**EXERCISE INSTRUCTIONS:**
Word for word, restate the records that come next, omitting the images.

**RECORDS FOR THE TASK:**
__________

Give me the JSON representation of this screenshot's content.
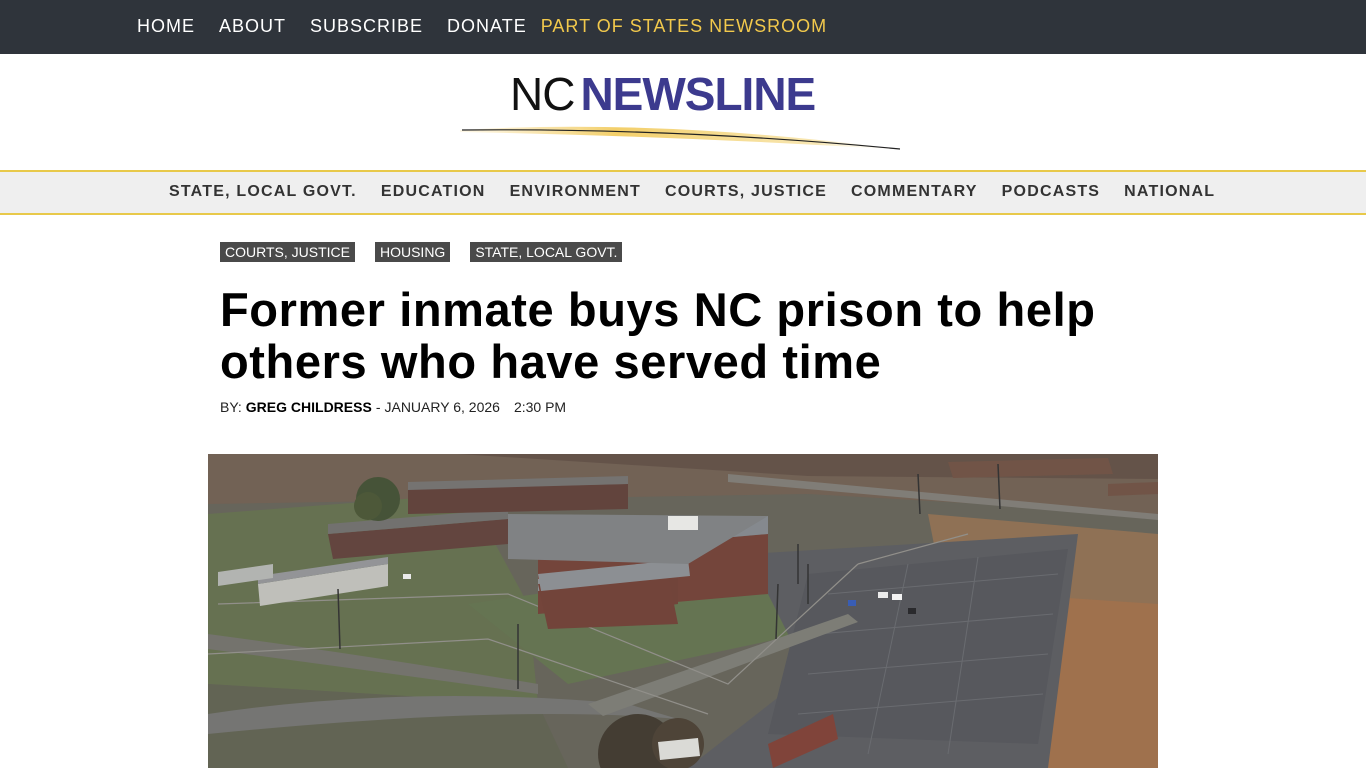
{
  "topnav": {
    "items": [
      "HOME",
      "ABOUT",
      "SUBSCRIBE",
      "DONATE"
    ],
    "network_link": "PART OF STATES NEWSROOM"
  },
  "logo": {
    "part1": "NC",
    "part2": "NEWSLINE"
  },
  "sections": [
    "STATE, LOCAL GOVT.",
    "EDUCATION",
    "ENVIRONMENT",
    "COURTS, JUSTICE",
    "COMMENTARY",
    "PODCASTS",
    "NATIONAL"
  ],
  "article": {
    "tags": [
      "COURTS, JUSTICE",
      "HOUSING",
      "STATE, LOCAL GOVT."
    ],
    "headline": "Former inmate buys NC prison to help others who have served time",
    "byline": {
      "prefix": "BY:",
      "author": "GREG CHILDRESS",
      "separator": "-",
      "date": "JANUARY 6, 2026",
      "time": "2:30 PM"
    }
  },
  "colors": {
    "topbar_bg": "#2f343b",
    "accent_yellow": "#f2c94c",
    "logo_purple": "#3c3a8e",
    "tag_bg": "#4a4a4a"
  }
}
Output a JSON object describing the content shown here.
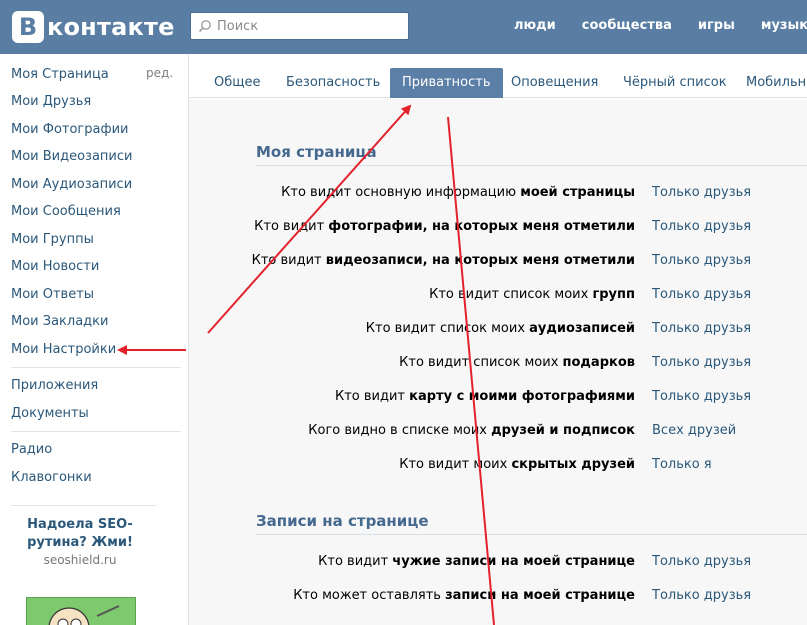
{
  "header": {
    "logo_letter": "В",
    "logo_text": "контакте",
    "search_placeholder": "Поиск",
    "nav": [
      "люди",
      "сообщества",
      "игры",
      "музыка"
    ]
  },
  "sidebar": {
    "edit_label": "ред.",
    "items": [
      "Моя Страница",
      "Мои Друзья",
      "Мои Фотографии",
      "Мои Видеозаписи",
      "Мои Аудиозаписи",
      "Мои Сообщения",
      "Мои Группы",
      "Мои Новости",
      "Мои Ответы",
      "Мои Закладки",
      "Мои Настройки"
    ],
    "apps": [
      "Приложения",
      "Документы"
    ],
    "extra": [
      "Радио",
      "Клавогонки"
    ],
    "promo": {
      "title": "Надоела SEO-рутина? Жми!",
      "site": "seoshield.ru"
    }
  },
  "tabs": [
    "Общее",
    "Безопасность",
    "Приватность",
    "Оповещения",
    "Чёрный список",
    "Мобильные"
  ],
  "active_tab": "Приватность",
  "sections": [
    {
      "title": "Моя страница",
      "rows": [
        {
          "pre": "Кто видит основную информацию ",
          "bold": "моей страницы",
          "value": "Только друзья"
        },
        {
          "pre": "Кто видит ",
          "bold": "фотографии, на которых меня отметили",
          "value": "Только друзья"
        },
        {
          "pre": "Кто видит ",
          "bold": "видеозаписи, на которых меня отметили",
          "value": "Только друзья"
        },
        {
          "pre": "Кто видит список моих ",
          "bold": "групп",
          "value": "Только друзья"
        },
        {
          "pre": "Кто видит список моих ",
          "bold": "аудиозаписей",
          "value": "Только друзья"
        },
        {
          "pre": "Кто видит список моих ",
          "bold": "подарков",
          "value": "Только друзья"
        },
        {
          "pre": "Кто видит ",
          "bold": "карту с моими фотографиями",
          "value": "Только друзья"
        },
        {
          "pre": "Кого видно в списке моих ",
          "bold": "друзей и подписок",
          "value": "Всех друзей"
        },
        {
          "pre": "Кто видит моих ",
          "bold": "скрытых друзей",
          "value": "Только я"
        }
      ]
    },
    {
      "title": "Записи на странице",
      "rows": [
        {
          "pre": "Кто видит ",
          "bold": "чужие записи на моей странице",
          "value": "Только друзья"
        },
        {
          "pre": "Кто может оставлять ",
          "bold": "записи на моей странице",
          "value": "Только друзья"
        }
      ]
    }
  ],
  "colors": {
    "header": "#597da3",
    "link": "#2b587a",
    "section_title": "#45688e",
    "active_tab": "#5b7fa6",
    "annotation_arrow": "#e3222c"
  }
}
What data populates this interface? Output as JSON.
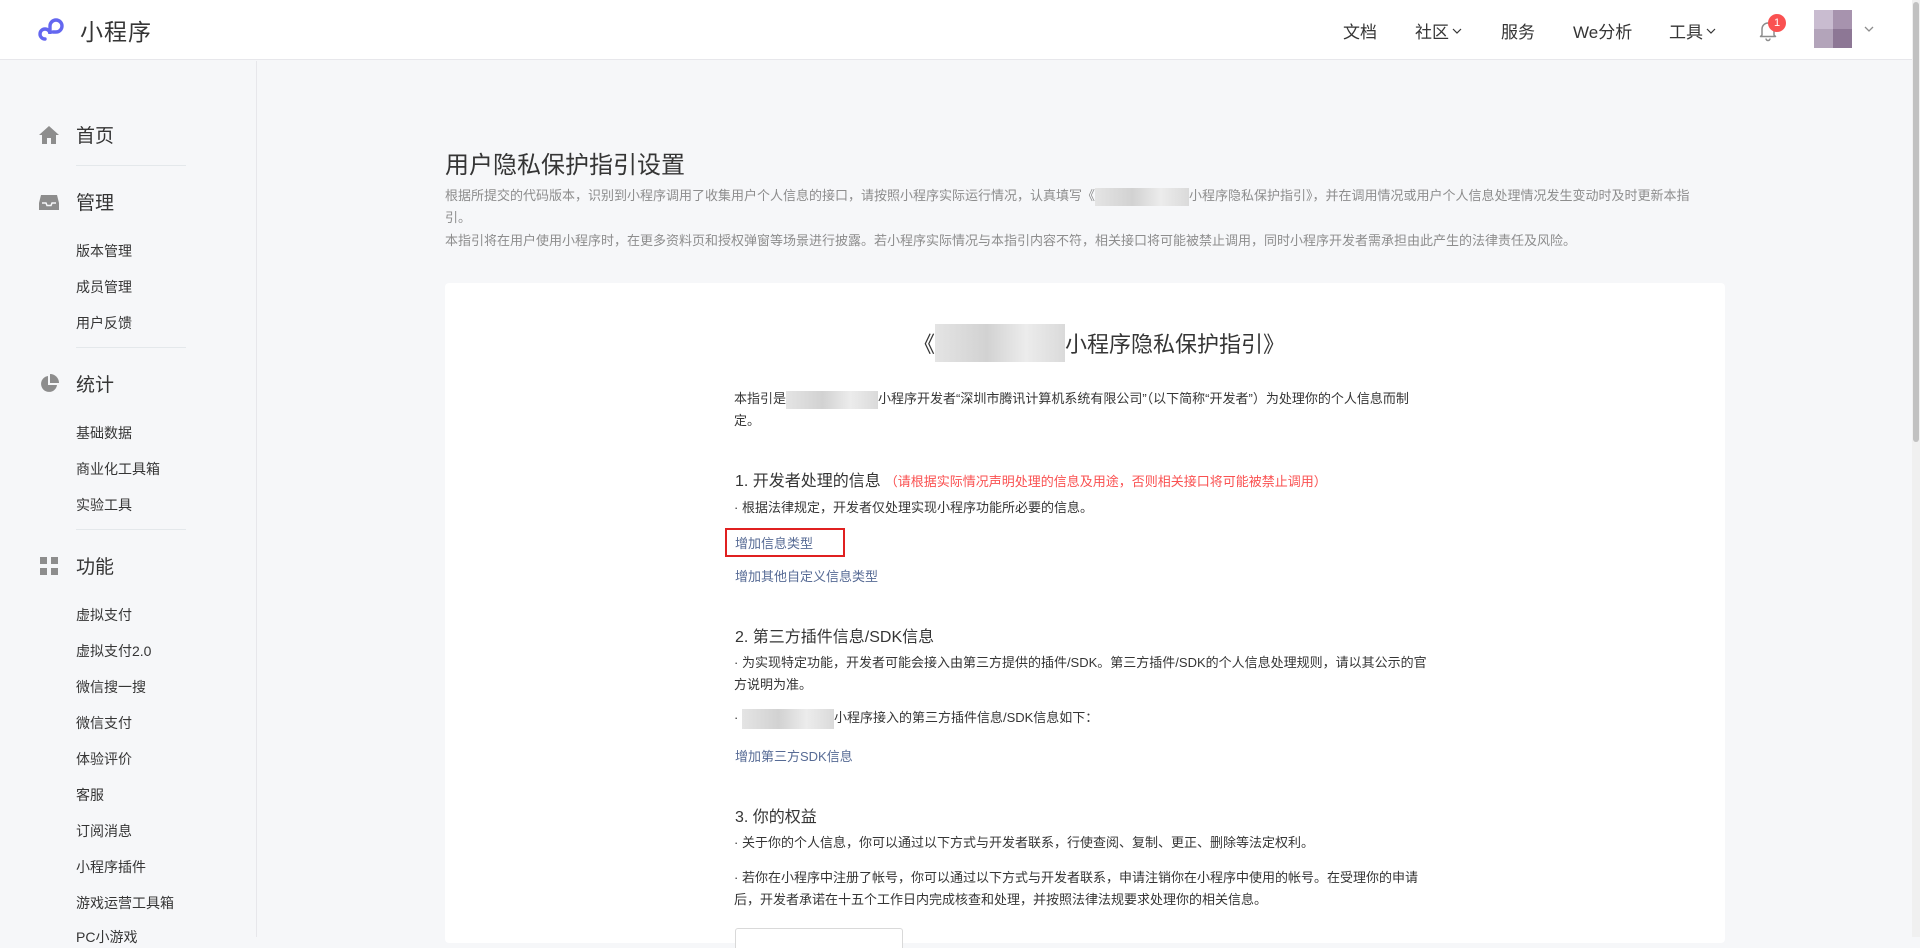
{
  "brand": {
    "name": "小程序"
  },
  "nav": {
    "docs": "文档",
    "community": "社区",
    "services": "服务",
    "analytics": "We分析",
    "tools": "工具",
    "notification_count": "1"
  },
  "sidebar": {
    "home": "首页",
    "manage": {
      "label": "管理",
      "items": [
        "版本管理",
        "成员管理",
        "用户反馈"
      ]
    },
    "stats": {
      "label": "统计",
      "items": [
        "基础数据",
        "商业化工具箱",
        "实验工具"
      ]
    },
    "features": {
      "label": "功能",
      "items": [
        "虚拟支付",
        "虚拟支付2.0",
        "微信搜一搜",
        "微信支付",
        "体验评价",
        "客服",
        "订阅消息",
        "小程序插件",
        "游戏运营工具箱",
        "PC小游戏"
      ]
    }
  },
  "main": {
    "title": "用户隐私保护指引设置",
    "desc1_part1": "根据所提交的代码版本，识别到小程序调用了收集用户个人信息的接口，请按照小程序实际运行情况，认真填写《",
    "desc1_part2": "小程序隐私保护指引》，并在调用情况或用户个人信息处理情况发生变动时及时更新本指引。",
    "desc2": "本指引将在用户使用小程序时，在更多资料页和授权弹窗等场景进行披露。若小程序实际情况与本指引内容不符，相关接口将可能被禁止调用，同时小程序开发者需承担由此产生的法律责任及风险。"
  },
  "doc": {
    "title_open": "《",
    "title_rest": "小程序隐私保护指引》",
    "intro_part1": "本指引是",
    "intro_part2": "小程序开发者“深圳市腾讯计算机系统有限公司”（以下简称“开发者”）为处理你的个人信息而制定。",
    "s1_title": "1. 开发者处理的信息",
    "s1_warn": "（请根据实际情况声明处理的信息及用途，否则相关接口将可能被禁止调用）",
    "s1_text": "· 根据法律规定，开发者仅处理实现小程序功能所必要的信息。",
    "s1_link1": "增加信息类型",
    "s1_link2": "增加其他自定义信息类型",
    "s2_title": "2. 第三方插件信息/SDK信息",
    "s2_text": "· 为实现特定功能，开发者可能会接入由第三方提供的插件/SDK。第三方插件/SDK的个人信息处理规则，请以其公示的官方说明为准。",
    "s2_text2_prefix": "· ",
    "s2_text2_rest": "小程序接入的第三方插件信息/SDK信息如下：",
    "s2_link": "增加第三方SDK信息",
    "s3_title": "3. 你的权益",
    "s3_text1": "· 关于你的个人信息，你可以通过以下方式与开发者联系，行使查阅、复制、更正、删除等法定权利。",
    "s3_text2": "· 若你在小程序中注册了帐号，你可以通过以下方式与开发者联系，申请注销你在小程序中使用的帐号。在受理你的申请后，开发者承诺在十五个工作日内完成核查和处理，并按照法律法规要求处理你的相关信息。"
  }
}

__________

**RESULT OF THE EXERCISE:**
Give me the JSON representation of this screenshot's content.
{
  "topnav": {
    "items": [
      "HOME",
      "ABOUT",
      "SUBSCRIBE",
      "DONATE"
    ],
    "network_link": "PART OF STATES NEWSROOM"
  },
  "logo": {
    "part1": "NC",
    "part2": "NEWSLINE"
  },
  "sections": [
    "STATE, LOCAL GOVT.",
    "EDUCATION",
    "ENVIRONMENT",
    "COURTS, JUSTICE",
    "COMMENTARY",
    "PODCASTS",
    "NATIONAL"
  ],
  "article": {
    "tags": [
      "COURTS, JUSTICE",
      "HOUSING",
      "STATE, LOCAL GOVT."
    ],
    "headline": "Former inmate buys NC prison to help others who have served time",
    "byline": {
      "prefix": "BY:",
      "author": "GREG CHILDRESS",
      "separator": "-",
      "date": "JANUARY 6, 2026",
      "time": "2:30 PM"
    }
  },
  "colors": {
    "topbar_bg": "#2f343b",
    "accent_yellow": "#f2c94c",
    "logo_purple": "#3c3a8e",
    "tag_bg": "#4a4a4a"
  }
}
Output a JSON object describing the content shown here.
{
  "header": {
    "logo_letter": "В",
    "logo_text": "контакте",
    "search_placeholder": "Поиск",
    "nav": [
      "люди",
      "сообщества",
      "игры",
      "музыка"
    ]
  },
  "sidebar": {
    "edit_label": "ред.",
    "items": [
      "Моя Страница",
      "Мои Друзья",
      "Мои Фотографии",
      "Мои Видеозаписи",
      "Мои Аудиозаписи",
      "Мои Сообщения",
      "Мои Группы",
      "Мои Новости",
      "Мои Ответы",
      "Мои Закладки",
      "Мои Настройки"
    ],
    "apps": [
      "Приложения",
      "Документы"
    ],
    "extra": [
      "Радио",
      "Клавогонки"
    ],
    "promo": {
      "title": "Надоела SEO-рутина? Жми!",
      "site": "seoshield.ru"
    }
  },
  "tabs": [
    "Общее",
    "Безопасность",
    "Приватность",
    "Оповещения",
    "Чёрный список",
    "Мобильные"
  ],
  "active_tab": "Приватность",
  "sections": [
    {
      "title": "Моя страница",
      "rows": [
        {
          "pre": "Кто видит основную информацию ",
          "bold": "моей страницы",
          "value": "Только друзья"
        },
        {
          "pre": "Кто видит ",
          "bold": "фотографии, на которых меня отметили",
          "value": "Только друзья"
        },
        {
          "pre": "Кто видит ",
          "bold": "видеозаписи, на которых меня отметили",
          "value": "Только друзья"
        },
        {
          "pre": "Кто видит список моих ",
          "bold": "групп",
          "value": "Только друзья"
        },
        {
          "pre": "Кто видит список моих ",
          "bold": "аудиозаписей",
          "value": "Только друзья"
        },
        {
          "pre": "Кто видит список моих ",
          "bold": "подарков",
          "value": "Только друзья"
        },
        {
          "pre": "Кто видит ",
          "bold": "карту с моими фотографиями",
          "value": "Только друзья"
        },
        {
          "pre": "Кого видно в списке моих ",
          "bold": "друзей и подписок",
          "value": "Всех друзей"
        },
        {
          "pre": "Кто видит моих ",
          "bold": "скрытых друзей",
          "value": "Только я"
        }
      ]
    },
    {
      "title": "Записи на странице",
      "rows": [
        {
          "pre": "Кто видит ",
          "bold": "чужие записи на моей странице",
          "value": "Только друзья"
        },
        {
          "pre": "Кто может оставлять ",
          "bold": "записи на моей странице",
          "value": "Только друзья"
        }
      ]
    }
  ],
  "colors": {
    "header": "#597da3",
    "link": "#2b587a",
    "section_title": "#45688e",
    "active_tab": "#5b7fa6",
    "annotation_arrow": "#e3222c"
  }
}
What data populates this interface? Output as JSON.
{
  "brand": {
    "name": "小程序"
  },
  "nav": {
    "docs": "文档",
    "community": "社区",
    "services": "服务",
    "analytics": "We分析",
    "tools": "工具",
    "notification_count": "1"
  },
  "sidebar": {
    "home": "首页",
    "manage": {
      "label": "管理",
      "items": [
        "版本管理",
        "成员管理",
        "用户反馈"
      ]
    },
    "stats": {
      "label": "统计",
      "items": [
        "基础数据",
        "商业化工具箱",
        "实验工具"
      ]
    },
    "features": {
      "label": "功能",
      "items": [
        "虚拟支付",
        "虚拟支付2.0",
        "微信搜一搜",
        "微信支付",
        "体验评价",
        "客服",
        "订阅消息",
        "小程序插件",
        "游戏运营工具箱",
        "PC小游戏"
      ]
    }
  },
  "main": {
    "title": "用户隐私保护指引设置",
    "desc1_part1": "根据所提交的代码版本，识别到小程序调用了收集用户个人信息的接口，请按照小程序实际运行情况，认真填写《",
    "desc1_part2": "小程序隐私保护指引》，并在调用情况或用户个人信息处理情况发生变动时及时更新本指引。",
    "desc2": "本指引将在用户使用小程序时，在更多资料页和授权弹窗等场景进行披露。若小程序实际情况与本指引内容不符，相关接口将可能被禁止调用，同时小程序开发者需承担由此产生的法律责任及风险。"
  },
  "doc": {
    "title_open": "《",
    "title_rest": "小程序隐私保护指引》",
    "intro_part1": "本指引是",
    "intro_part2": "小程序开发者“深圳市腾讯计算机系统有限公司”（以下简称“开发者”）为处理你的个人信息而制定。",
    "s1_title": "1. 开发者处理的信息",
    "s1_warn": "（请根据实际情况声明处理的信息及用途，否则相关接口将可能被禁止调用）",
    "s1_text": "· 根据法律规定，开发者仅处理实现小程序功能所必要的信息。",
    "s1_link1": "增加信息类型",
    "s1_link2": "增加其他自定义信息类型",
    "s2_title": "2. 第三方插件信息/SDK信息",
    "s2_text": "· 为实现特定功能，开发者可能会接入由第三方提供的插件/SDK。第三方插件/SDK的个人信息处理规则，请以其公示的官方说明为准。",
    "s2_text2_prefix": "· ",
    "s2_text2_rest": "小程序接入的第三方插件信息/SDK信息如下：",
    "s2_link": "增加第三方SDK信息",
    "s3_title": "3. 你的权益",
    "s3_text1": "· 关于你的个人信息，你可以通过以下方式与开发者联系，行使查阅、复制、更正、删除等法定权利。",
    "s3_text2": "· 若你在小程序中注册了帐号，你可以通过以下方式与开发者联系，申请注销你在小程序中使用的帐号。在受理你的申请后，开发者承诺在十五个工作日内完成核查和处理，并按照法律法规要求处理你的相关信息。"
  }
}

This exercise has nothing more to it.